What Is a Slot?
A slot is a narrow opening in something, for example, a door or a machine. It can also refer to a position in a schedule or program. For example, someone might have a time slot to meet with their doctor.
The game of slots has long been popular with most people around the world, both young and old. It has even become a favorite pastime for many families. Today, slot machines can be found in casinos, restaurants, and even some homes. This is because they are easy to learn and fun to play. There are many different kinds of slots, but all have one thing in common: they are easy to use and offer a variety of ways to win big prizes.
In order to maximize your chances of winning at slot games, you should always read the pay table before you start playing. This will show you the rules of the game, including how the bonus features work. It will also display the payout values for various symbols.
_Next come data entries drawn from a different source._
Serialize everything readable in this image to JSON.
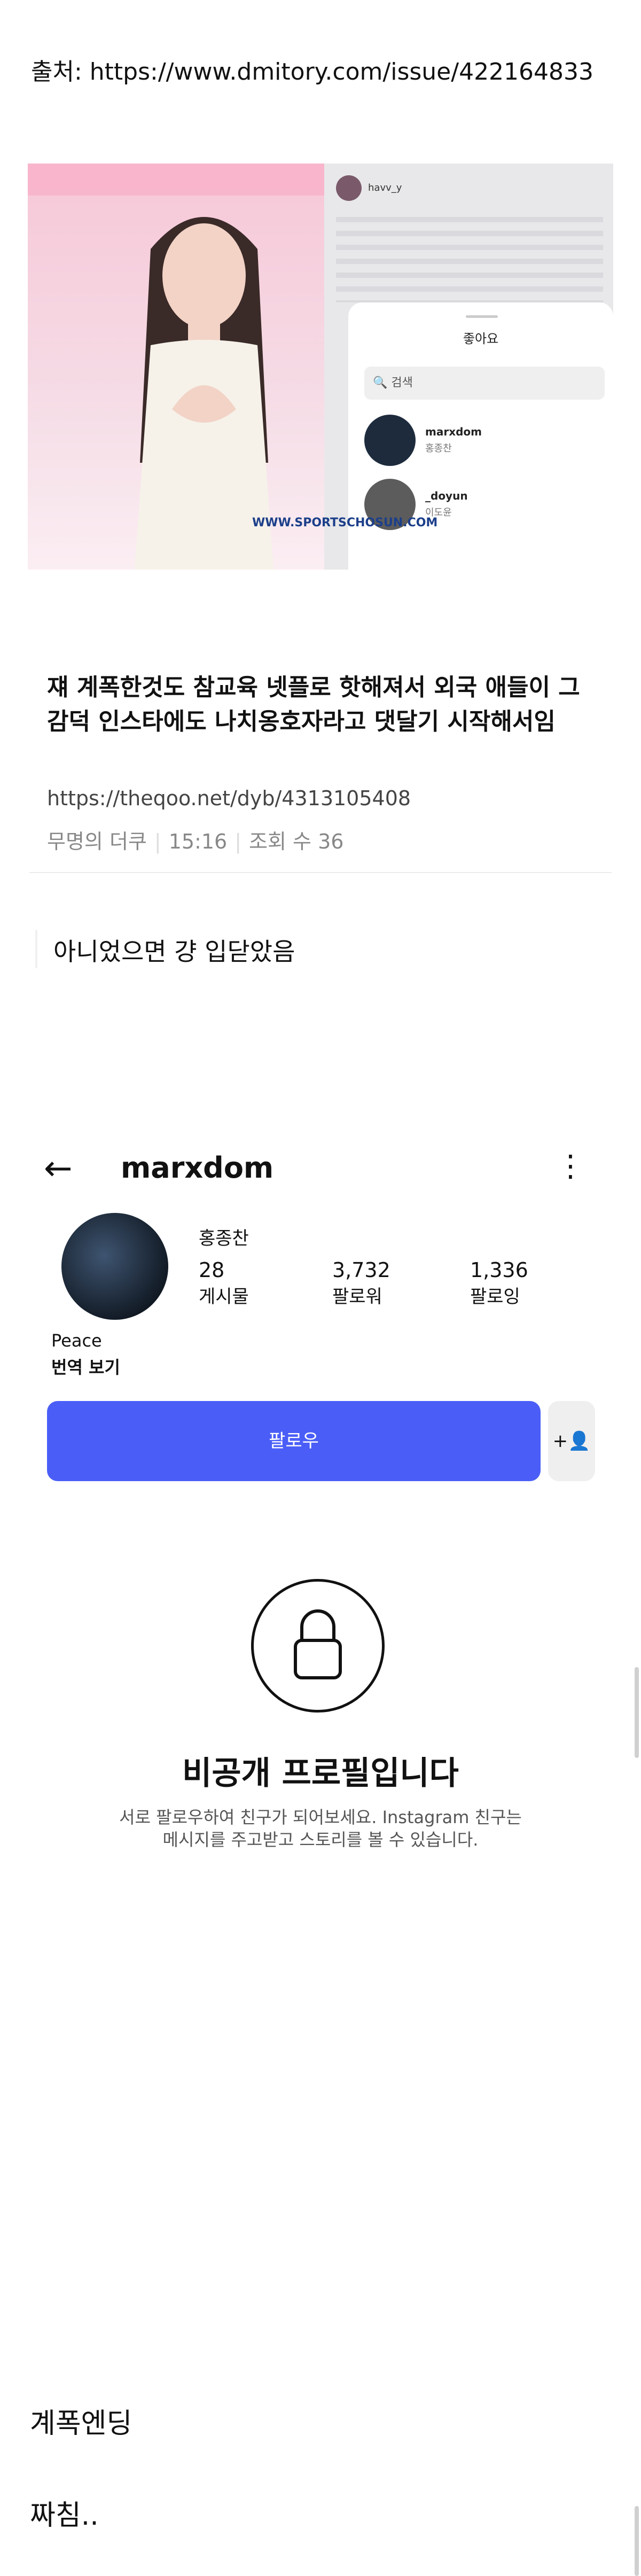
{
  "source": "출처: https://www.dmitory.com/issue/422164833",
  "photo": {
    "panel_username": "havv_y",
    "sheet_title": "좋아요",
    "search_placeholder": "검색",
    "users": [
      {
        "username": "marxdom",
        "name": "홍종찬"
      },
      {
        "username": "_doyun",
        "name": "이도윤"
      }
    ],
    "watermark": "WWW.SPORTSCHOSUN.COM"
  },
  "article": {
    "title": "쟤 계폭한것도 참교육 넷플로 핫해져서 외국 애들이 그 감덕 인스타에도 나치옹호자라고 댓달기 시작해서임",
    "url": "https://theqoo.net/dyb/4313105408",
    "author": "무명의 더쿠",
    "time": "15:16",
    "views": "조회 수 36"
  },
  "comment": "아니었으면 걍 입닫았음",
  "instagram": {
    "username": "marxdom",
    "name": "홍종찬",
    "stats": [
      {
        "value": "28",
        "label": "게시물"
      },
      {
        "value": "3,732",
        "label": "팔로워"
      },
      {
        "value": "1,336",
        "label": "팔로잉"
      }
    ],
    "bio": "Peace",
    "translate": "번역 보기",
    "follow_label": "팔로우",
    "private_title": "비공개 프로필입니다",
    "private_desc": "서로 팔로우하여 친구가 되어보세요. Instagram 친구는 메시지를 주고받고 스토리를 볼 수 있습니다."
  },
  "endings": [
    "계폭엔딩",
    "짜침.."
  ],
  "colors": {
    "follow": "#4a5ef7"
  }
}
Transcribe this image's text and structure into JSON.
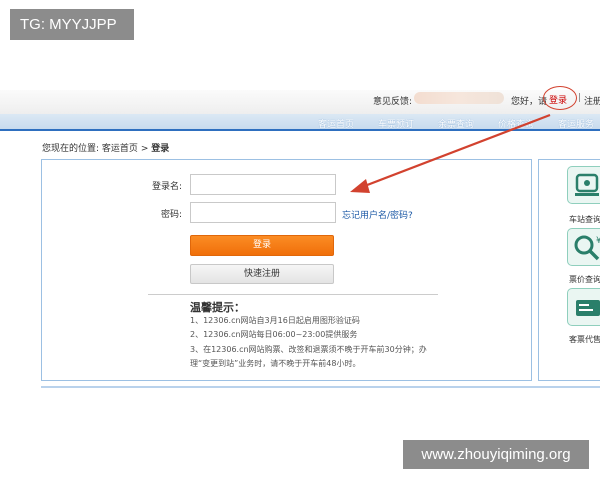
{
  "watermark": {
    "top_left": "TG: MYYJJPP",
    "bottom_right": "www.zhouyiqiming.org"
  },
  "header": {
    "feedback_label": "意见反馈:",
    "greeting": "您好，请",
    "login_link": "登录",
    "separator": "|",
    "register_link": "注册"
  },
  "nav": {
    "items": [
      "客运首页",
      "车票预订",
      "余票查询",
      "价格查询",
      "客运服务"
    ]
  },
  "breadcrumb": {
    "prefix": "您现在的位置:",
    "home": "客运首页",
    "separator": ">",
    "current": "登录"
  },
  "form": {
    "username_label": "登录名:",
    "password_label": "密码:",
    "username_value": "",
    "password_value": "",
    "forgot_link": "忘记用户名/密码?",
    "login_button": "登录",
    "quick_register_button": "快速注册"
  },
  "tips": {
    "title": "温馨提示：",
    "lines": [
      "1、12306.cn网站自3月16日起启用图形验证码",
      "2、12306.cn网站每日06:00~23:00提供服务",
      "3、在12306.cn网站购票、改签和退票须不晚于开车前30分钟；办",
      "理“变更到站”业务时，请不晚于开车前48小时。"
    ]
  },
  "side": {
    "items": [
      {
        "label": "车站查询",
        "icon": "station-query-icon"
      },
      {
        "label": "票价查询",
        "icon": "fare-query-icon"
      },
      {
        "label": "客票代售",
        "icon": "ticket-agent-icon"
      }
    ]
  },
  "colors": {
    "accent_orange": "#f07a14",
    "nav_blue": "#2e6fbf",
    "annotation_red": "#d2422f",
    "link_blue": "#1d5aa6"
  }
}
You should also check if the slot has multiple paylines. This will give you more chances to make a winning combination than traditional slots, which only have one payline.
When you’re deciding which slot to play, look for newer titles that have the best technology. They’re usually much smoother to play than older games. You should also avoid putting your money into more than one machine at a time, especially in crowded casinos. If you’re not sure which machines to choose, ask other players for recommendations. They’ll likely share their own experiences and give you a good idea of which slots to avoid.
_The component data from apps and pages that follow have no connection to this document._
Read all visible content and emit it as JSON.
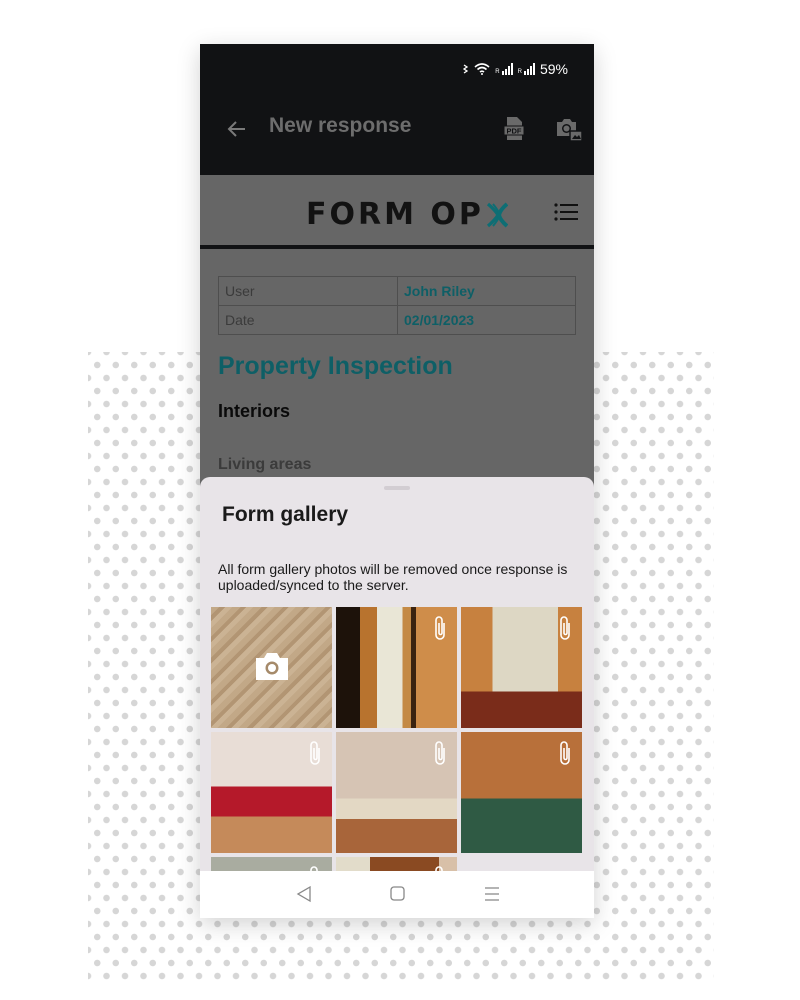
{
  "status_bar": {
    "battery": "59%",
    "icons": [
      "bluetooth-icon",
      "wifi-icon",
      "signal-icon",
      "signal-icon",
      "battery-text"
    ]
  },
  "app_bar": {
    "back_icon": "arrow-left-icon",
    "title": "New response",
    "actions": [
      {
        "name": "export-pdf-button",
        "icon": "pdf-icon"
      },
      {
        "name": "form-gallery-button",
        "icon": "camera-gallery-icon"
      }
    ]
  },
  "header": {
    "logo_text": "FORM OP",
    "logo_accent_color": "#0e6e74",
    "menu_icon": "list-menu-icon"
  },
  "form": {
    "info_rows": [
      {
        "label": "User",
        "value": "John Riley"
      },
      {
        "label": "Date",
        "value": "02/01/2023"
      }
    ],
    "title": "Property Inspection",
    "section": "Interiors",
    "subsection": "Living areas",
    "accent_color": "#0e5f66"
  },
  "gallery_sheet": {
    "title": "Form gallery",
    "note": "All form gallery photos will be removed once response is uploaded/synced to the server.",
    "tiles": [
      {
        "kind": "capture",
        "subject": "wood floor",
        "icon": "camera-icon",
        "bg": "#b89d7c"
      },
      {
        "kind": "photo",
        "subject": "door and light switch",
        "icon": "paperclip-icon",
        "bg": "#8a5a30"
      },
      {
        "kind": "photo",
        "subject": "bathroom shower",
        "icon": "paperclip-icon",
        "bg": "#9a6a3c"
      },
      {
        "kind": "photo",
        "subject": "bedroom red bedspread",
        "icon": "paperclip-icon",
        "bg": "#a87a56"
      },
      {
        "kind": "photo",
        "subject": "bedroom with window",
        "icon": "paperclip-icon",
        "bg": "#9c6c48"
      },
      {
        "kind": "photo",
        "subject": "kitchen hob",
        "icon": "paperclip-icon",
        "bg": "#a0653a"
      },
      {
        "kind": "photo",
        "subject": "bedroom",
        "icon": "paperclip-icon",
        "bg": "#a9aca0"
      },
      {
        "kind": "photo",
        "subject": "wardrobe",
        "icon": "paperclip-icon",
        "bg": "#8a4a22"
      }
    ]
  },
  "nav_bar": {
    "buttons": [
      {
        "name": "nav-back-button",
        "icon": "triangle-back-icon"
      },
      {
        "name": "nav-home-button",
        "icon": "square-home-icon"
      },
      {
        "name": "nav-recents-button",
        "icon": "lines-recents-icon"
      }
    ]
  }
}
Another way to increase your chances of winning is to choose a slot with a high Return to Player (RTP) percentage. This is a measure of how often a slot machine pays out over its lifetime. It’s important to note, however, that RTP doesn’t account for the frequency of individual symbols on a specific reel. This means that a single symbol may appear more often than others on a given reel, but it’s unlikely that all of them will be present.
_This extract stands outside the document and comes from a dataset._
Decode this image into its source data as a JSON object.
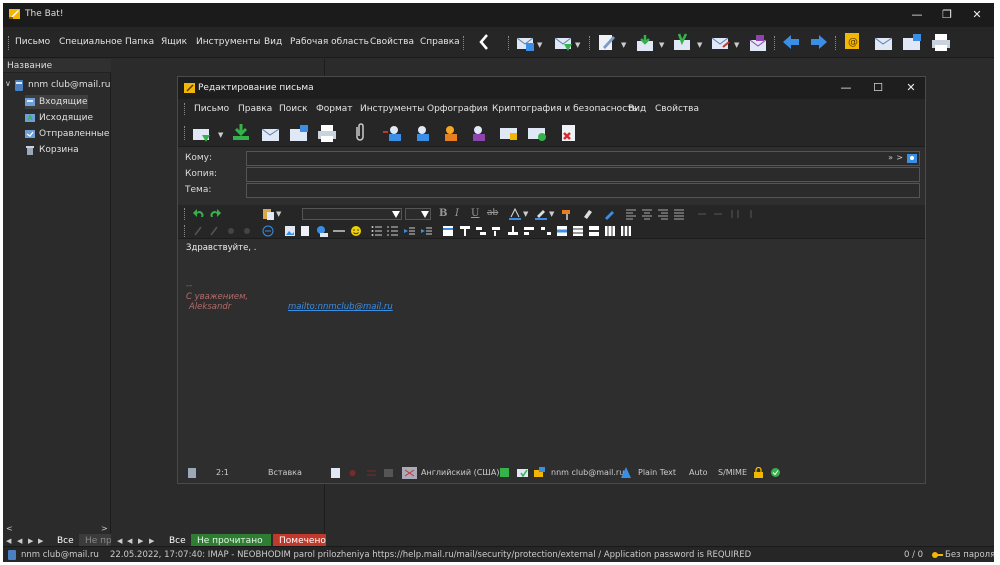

A slot is a container that can hold dynamic content on a Web page. It is either passive or active, depending on whether it waits for a scenario to call it on its own or is specified as a target by a renderer. A slot’s contents can be anything from a text box to an image.
The random number generator inside a slot machine works by assigning a different value to each possible combination of symbols on the reels. Whenever it receives a signal — from the button being pressed to the handle being pulled — the random number is set, and the reels stop on the corresponding combination. Between signals, the random number generator continues to run through dozens of numbers per second. This has two practical effects for slot players: First, if you see that a particular machine just hit a jackpot, don’t worry. You would have needed to be at the same place at exactly the right moment to hit the same combination.